The daughters of the king of Kashi, Ambika and Ambalika, were forced to be wed the succeeding king, Vichitravirya by Satyavati. He, too, passed away without leaving an heir. Satyavati then invited her other son Ved Vyasa to join Ambika and Ambalika in bed after realizing the situation was critical. Because Vyasa was unable to refuse his mother’s request, he agreed.
Ambika couldn’t look at Vyasa during sex since he looked fearsome — as a forest dwelling Rishi would! Similarly, Ambalika got pale at his sight. Those two gave birth to the blind Dhritarastra and the weak Pandu respectively. Satyavati wasn’t pleased with all this so she requested Ambika and Vyas once more. This time, however, Ambika sent her servant Vanita who had a complete and satisfied sex with Vyasa. From her, Vidura — a dharmatma, and a wise one was born.
His lineage from the servants meant he couldn’t be the king, so he spent his life as an advisor and prime minister in the Kuru court.
These descriptions of a Pandita come from Vidura-Niti, a collection of lessons and advice he offered to Dhritarashtra.
- A Pandit is someone who has the knowledge of his true situation and has the strength to persevere through hardships and pain (1:20)
- A Pandit is someone who isn’t influenced by anger, happiness, pride, shame and who doesn’t consider himself to be the best (1:22)
- A Pandit is someone whose actions are known to others only after they have been carried out (1:23)
- A Pandit is someone whose works are immune to the effects of heat, cold, fear, love, lust, and wealth (1: 24)
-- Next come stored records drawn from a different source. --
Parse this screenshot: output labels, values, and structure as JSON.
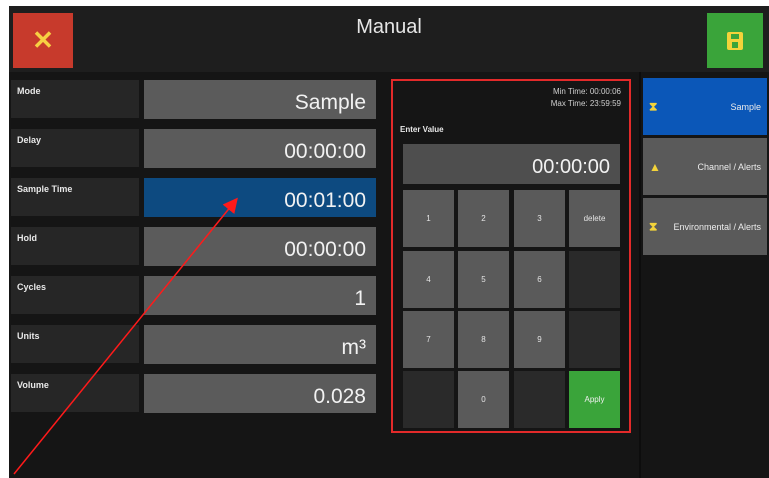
{
  "header": {
    "title": "Manual",
    "close_icon": "✕",
    "save_icon": "save-icon"
  },
  "fields": [
    {
      "label": "Mode",
      "value": "Sample"
    },
    {
      "label": "Delay",
      "value": "00:00:00"
    },
    {
      "label": "Sample Time",
      "value": "00:01:00"
    },
    {
      "label": "Hold",
      "value": "00:00:00"
    },
    {
      "label": "Cycles",
      "value": "1"
    },
    {
      "label": "Units",
      "value": "m³"
    },
    {
      "label": "Volume",
      "value": "0.028"
    }
  ],
  "keypad": {
    "min_time": "Min Time: 00:00:06",
    "max_time": "Max Time: 23:59:59",
    "enter_label": "Enter Value",
    "display": "00:00:00",
    "keys": {
      "k1": "1",
      "k2": "2",
      "k3": "3",
      "delete": "delete",
      "k4": "4",
      "k5": "5",
      "k6": "6",
      "k7": "7",
      "k8": "8",
      "k9": "9",
      "k0": "0",
      "apply": "Apply"
    }
  },
  "sidebar": {
    "tabs": [
      {
        "label": "Sample",
        "icon": "hourglass-icon",
        "active": true
      },
      {
        "label": "Channel / Alerts",
        "icon": "alert-icon",
        "active": false
      },
      {
        "label": "Environmental / Alerts",
        "icon": "hourglass-icon",
        "active": false
      }
    ]
  },
  "colors": {
    "highlight": "#e32a2a",
    "selected_field": "#0d4a80",
    "active_tab": "#0b57b8",
    "apply": "#3aa43a",
    "close": "#c73a2c"
  }
}
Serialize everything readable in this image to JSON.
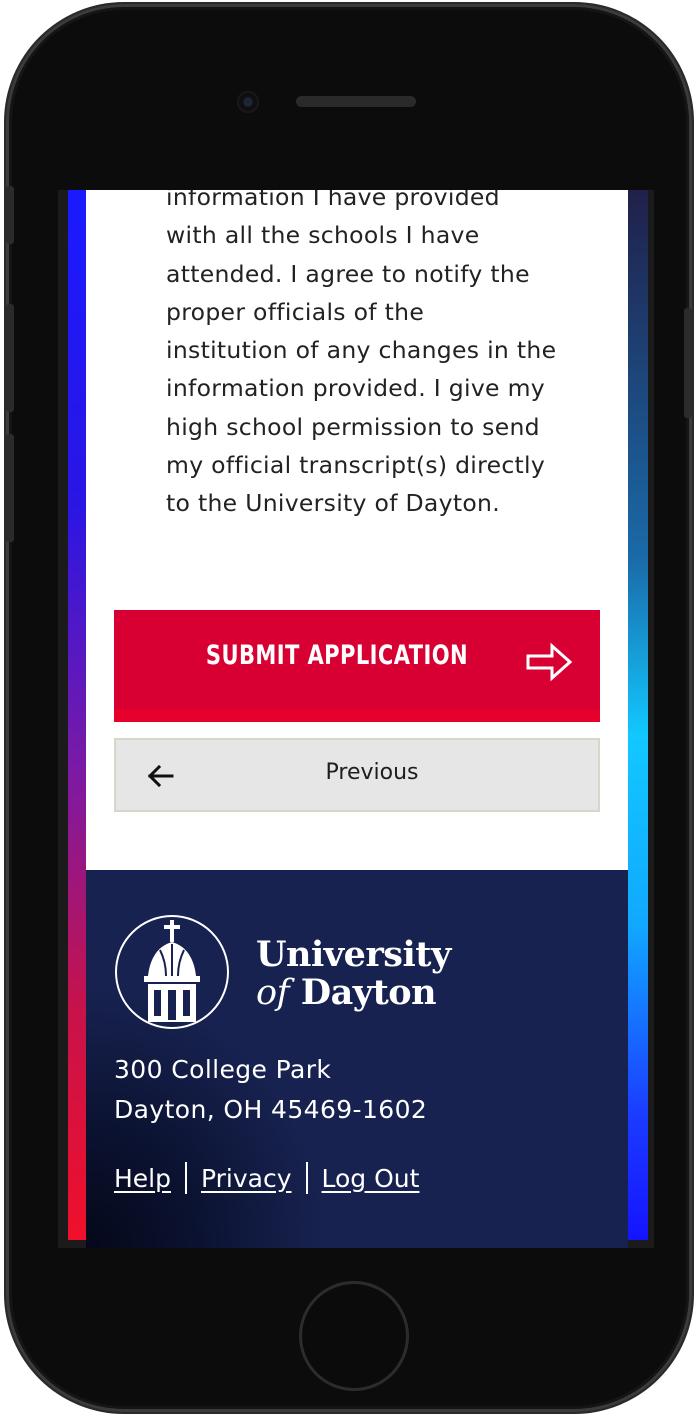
{
  "consent": {
    "lines": [
      "information I have provided",
      "with all the schools I have",
      "attended. I agree to notify the",
      "proper officials of the",
      "institution of any changes in the",
      "information provided. I give my",
      "high school permission to send",
      "my official transcript(s) directly",
      "to the University of Dayton."
    ]
  },
  "actions": {
    "submit_label": "SUBMIT APPLICATION",
    "submit_icon": "arrow-right-icon",
    "previous_label": "Previous",
    "previous_icon": "arrow-left-icon"
  },
  "footer": {
    "wordmark_line1": "University",
    "wordmark_of": "of",
    "wordmark_line2": "Dayton",
    "address_line1": "300 College Park",
    "address_line2": "Dayton, OH 45469-1602",
    "links": [
      "Help",
      "Privacy",
      "Log Out"
    ]
  },
  "colors": {
    "submit_red": "#d80032",
    "footer_navy": "#172250",
    "previous_gray": "#e6e6e6"
  }
}
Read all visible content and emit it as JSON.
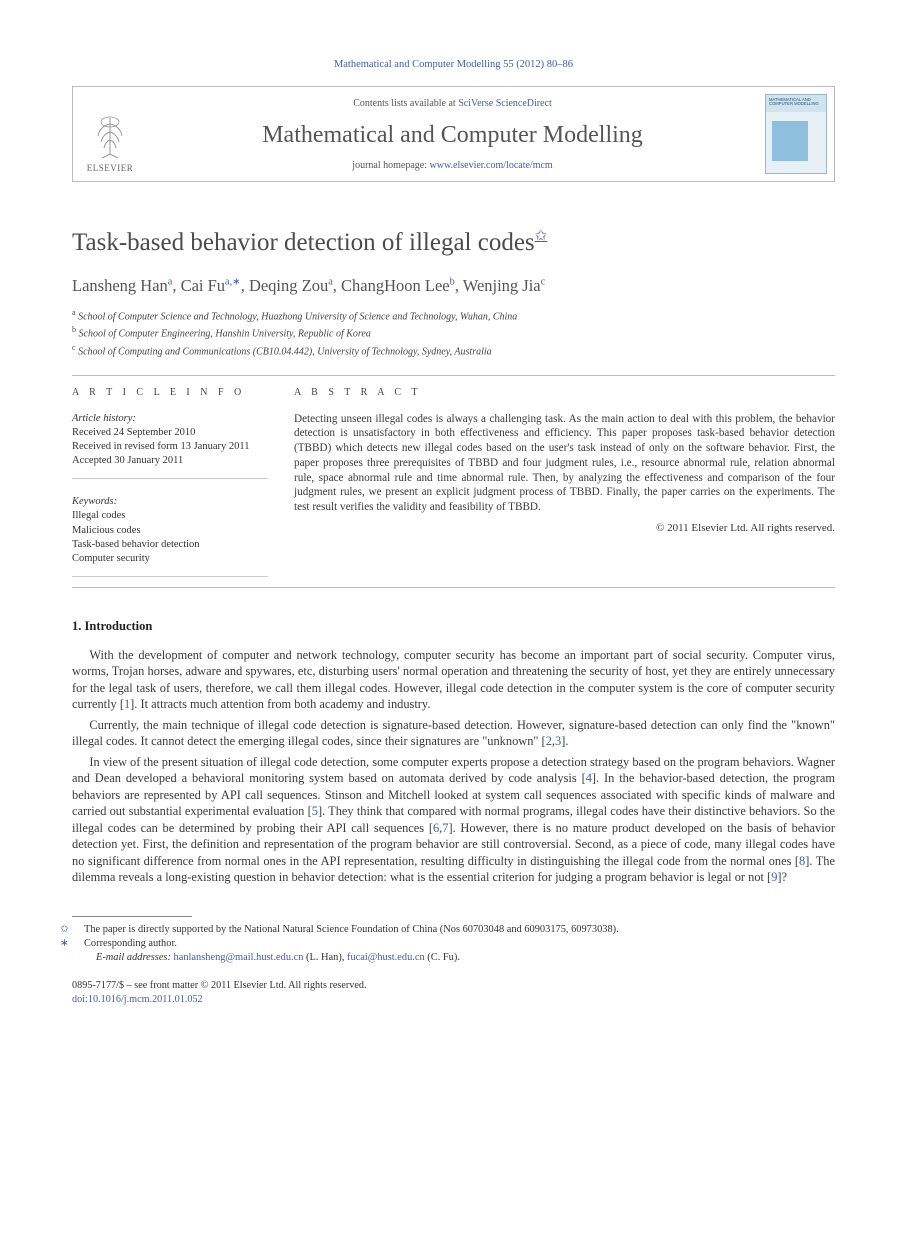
{
  "citation": "Mathematical and Computer Modelling 55 (2012) 80–86",
  "header": {
    "contents_prefix": "Contents lists available at ",
    "contents_link": "SciVerse ScienceDirect",
    "journal": "Mathematical and Computer Modelling",
    "homepage_prefix": "journal homepage: ",
    "homepage_link": "www.elsevier.com/locate/mcm",
    "publisher": "ELSEVIER",
    "cover_title": "MATHEMATICAL AND COMPUTER MODELLING"
  },
  "title": "Task-based behavior detection of illegal codes",
  "title_footnote_mark": "✩",
  "authors_line": {
    "a1": "Lansheng Han",
    "a1sup": "a",
    "a2": "Cai Fu",
    "a2sup": "a,∗",
    "a3": "Deqing Zou",
    "a3sup": "a",
    "a4": "ChangHoon Lee",
    "a4sup": "b",
    "a5": "Wenjing Jia",
    "a5sup": "c"
  },
  "affiliations": [
    {
      "sup": "a",
      "text": "School of Computer Science and Technology, Huazhong University of Science and Technology, Wuhan, China"
    },
    {
      "sup": "b",
      "text": "School of Computer Engineering, Hanshin University, Republic of Korea"
    },
    {
      "sup": "c",
      "text": "School of Computing and Communications (CB10.04.442), University of Technology, Sydney, Australia"
    }
  ],
  "info_labels": {
    "article_info": "A R T I C L E   I N F O",
    "abstract": "A B S T R A C T"
  },
  "history": {
    "label": "Article history:",
    "received": "Received 24 September 2010",
    "revised": "Received in revised form 13 January 2011",
    "accepted": "Accepted 30 January 2011"
  },
  "keywords": {
    "label": "Keywords:",
    "items": [
      "Illegal codes",
      "Malicious codes",
      "Task-based behavior detection",
      "Computer security"
    ]
  },
  "abstract": "Detecting unseen illegal codes is always a challenging task. As the main action to deal with this problem, the behavior detection is unsatisfactory in both effectiveness and efficiency. This paper proposes task-based behavior detection (TBBD) which detects new illegal codes based on the user's task instead of only on the software behavior. First, the paper proposes three prerequisites of TBBD and four judgment rules, i.e., resource abnormal rule, relation abnormal rule, space abnormal rule and time abnormal rule. Then, by analyzing the effectiveness and comparison of the four judgment rules, we present an explicit judgment process of TBBD. Finally, the paper carries on the experiments. The test result verifies the validity and feasibility of TBBD.",
  "copyright": "© 2011 Elsevier Ltd. All rights reserved.",
  "section1": {
    "heading": "1. Introduction",
    "p1_a": "With the development of computer and network technology, computer security has become an important part of social security. Computer virus, worms, Trojan horses, adware and spywares, etc, disturbing users' normal operation and threatening the security of host, yet they are entirely unnecessary for the legal task of users, therefore, we call them illegal codes. However, illegal code detection in the computer system is the core of computer security currently [",
    "p1_ref1": "1",
    "p1_b": "]. It attracts much attention from both academy and industry.",
    "p2_a": "Currently, the main technique of illegal code detection is signature-based detection. However, signature-based detection can only find the \"known\" illegal codes. It cannot detect the emerging illegal codes, since their signatures are \"unknown\" [",
    "p2_ref1": "2",
    "p2_ref2": "3",
    "p2_b": "].",
    "p3_a": "In view of the present situation of illegal code detection, some computer experts propose a detection strategy based on the program behaviors. Wagner and Dean developed a behavioral monitoring system based on automata derived by code analysis [",
    "p3_ref1": "4",
    "p3_b": "]. In the behavior-based detection, the program behaviors are represented by API call sequences. Stinson and Mitchell looked at system call sequences associated with specific kinds of malware and carried out substantial experimental evaluation [",
    "p3_ref2": "5",
    "p3_c": "]. They think that compared with normal programs, illegal codes have their distinctive behaviors. So the illegal codes can be determined by probing their API call sequences [",
    "p3_ref3": "6",
    "p3_ref4": "7",
    "p3_d": "]. However, there is no mature product developed on the basis of behavior detection yet. First, the definition and representation of the program behavior are still controversial. Second, as a piece of code, many illegal codes have no significant difference from normal ones in the API representation, resulting difficulty in distinguishing the illegal code from the normal ones [",
    "p3_ref5": "8",
    "p3_e": "]. The dilemma reveals a long-existing question in behavior detection: what is the essential criterion for judging a program behavior is legal or not [",
    "p3_ref6": "9",
    "p3_f": "]?"
  },
  "footnotes": {
    "fn_star": "The paper is directly supported by the National Natural Science Foundation of China (Nos 60703048 and 60903175, 60973038).",
    "fn_corr": "Corresponding author.",
    "email_label": "E-mail addresses:",
    "email1": "hanlansheng@mail.hust.edu.cn",
    "email1_who": " (L. Han), ",
    "email2": "fucai@hust.edu.cn",
    "email2_who": " (C. Fu)."
  },
  "bottom": {
    "line1": "0895-7177/$ – see front matter © 2011 Elsevier Ltd. All rights reserved.",
    "doi_label": "doi:",
    "doi": "10.1016/j.mcm.2011.01.052"
  }
}
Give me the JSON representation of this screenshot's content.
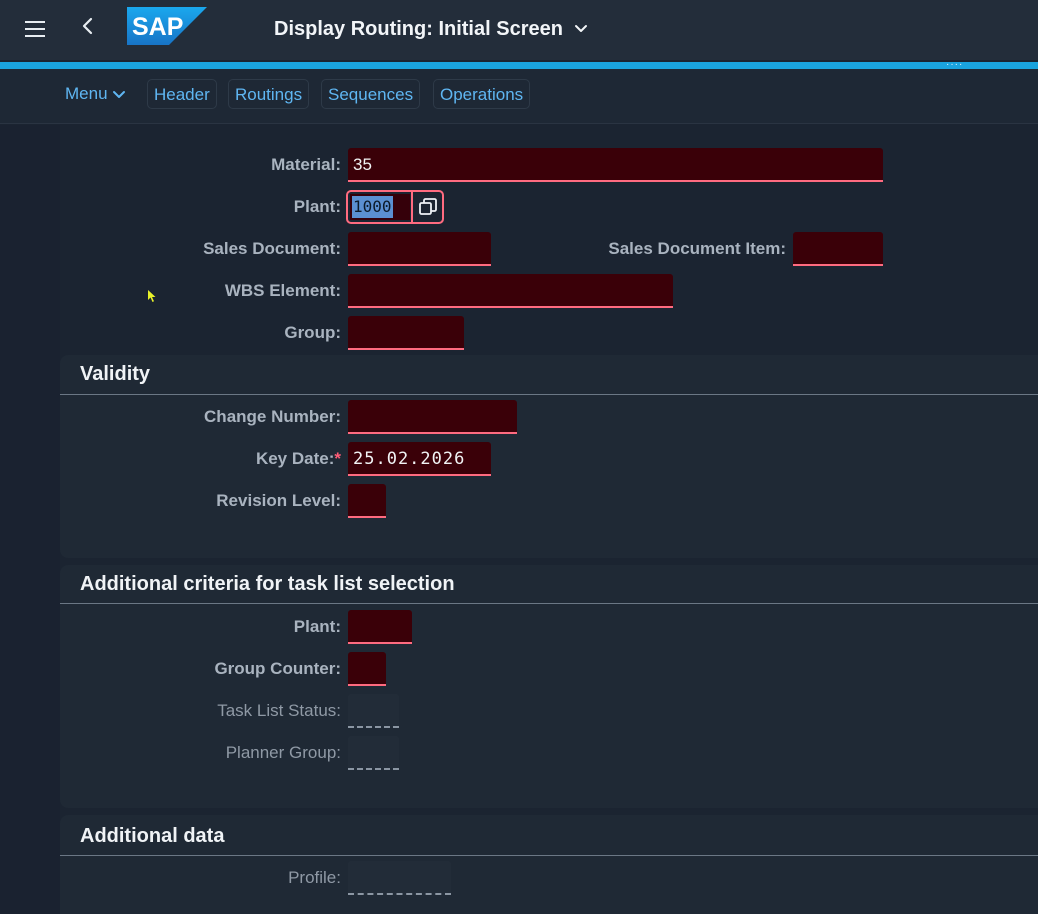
{
  "shell": {
    "title": "Display Routing: Initial Screen",
    "logo_text": "SAP",
    "menu_icon": "hamburger-icon",
    "back_icon": "chevron-left-icon"
  },
  "toolbar": {
    "menu_label": "Menu",
    "header_label": "Header",
    "routings_label": "Routings",
    "sequences_label": "Sequences",
    "operations_label": "Operations"
  },
  "form": {
    "material_label": "Material:",
    "material_value": "35",
    "plant_label": "Plant:",
    "plant_value": "1000",
    "sales_document_label": "Sales Document:",
    "sales_document_value": "",
    "sales_document_item_label": "Sales Document Item:",
    "sales_document_item_value": "",
    "wbs_element_label": "WBS Element:",
    "wbs_element_value": "",
    "group_label": "Group:",
    "group_value": ""
  },
  "validity": {
    "title": "Validity",
    "change_number_label": "Change Number:",
    "change_number_value": "",
    "key_date_label": "Key Date:",
    "key_date_required": "*",
    "key_date_value": "25.02.2026",
    "revision_level_label": "Revision Level:",
    "revision_level_value": ""
  },
  "additional_criteria": {
    "title": "Additional criteria for task list selection",
    "plant_label": "Plant:",
    "plant_value": "",
    "group_counter_label": "Group Counter:",
    "group_counter_value": "",
    "task_list_status_label": "Task List Status:",
    "task_list_status_value": "",
    "planner_group_label": "Planner Group:",
    "planner_group_value": ""
  },
  "additional_data": {
    "title": "Additional data",
    "profile_label": "Profile:",
    "profile_value": ""
  },
  "colors": {
    "accent": "#1aa3de",
    "link": "#5fb6f2",
    "field_bg": "#3a0008",
    "field_border": "#ff6b80"
  }
}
- A genius pays close attention to what is being said and grasps it right away. Following that, he begins to Purushartha. He never makes uninformed comments about other people. A Pandit is someone who possesses these qualities(1:27)
- A Pandit doesn’t lust over the unattainable. He doesn’t worry about things lost or damaged. He isn’t intimidated by hard times (1:28)
- A Pandit first decides to do something, and only then does he actually start doing it. He doesn’t stop the task mid-way and doesn’t waste his time. A Pandit has self-control (1:29)
- Pandits show interest towards real deeds. They do action that is beneficial and promotes welfare. They refrain from interfering with actions carried out for the benefit of others (1:30)
- A Pandit is one who neither displays excessive joy at being respected nor sings songs of self-glorification or becomes enraged while being treated with contempt. (1:31)
- A Pandit is someone who can speak eloquently, debate in a variety of ways, is rational, and can use examples from different scriptures to illustrate their points.(1:33)
- A Pandit is someone whose knowledge and reasoning follow each other and who values the dignity of deserving people (1:34)
- A person who isn’t arrogant in spite of great knowledge and wealth is a Pandit (1:45)
13. An arrow from an archer may or may not strike its target, but the wisdom from a wise person can destroy not just the king but an entire nation (1:48).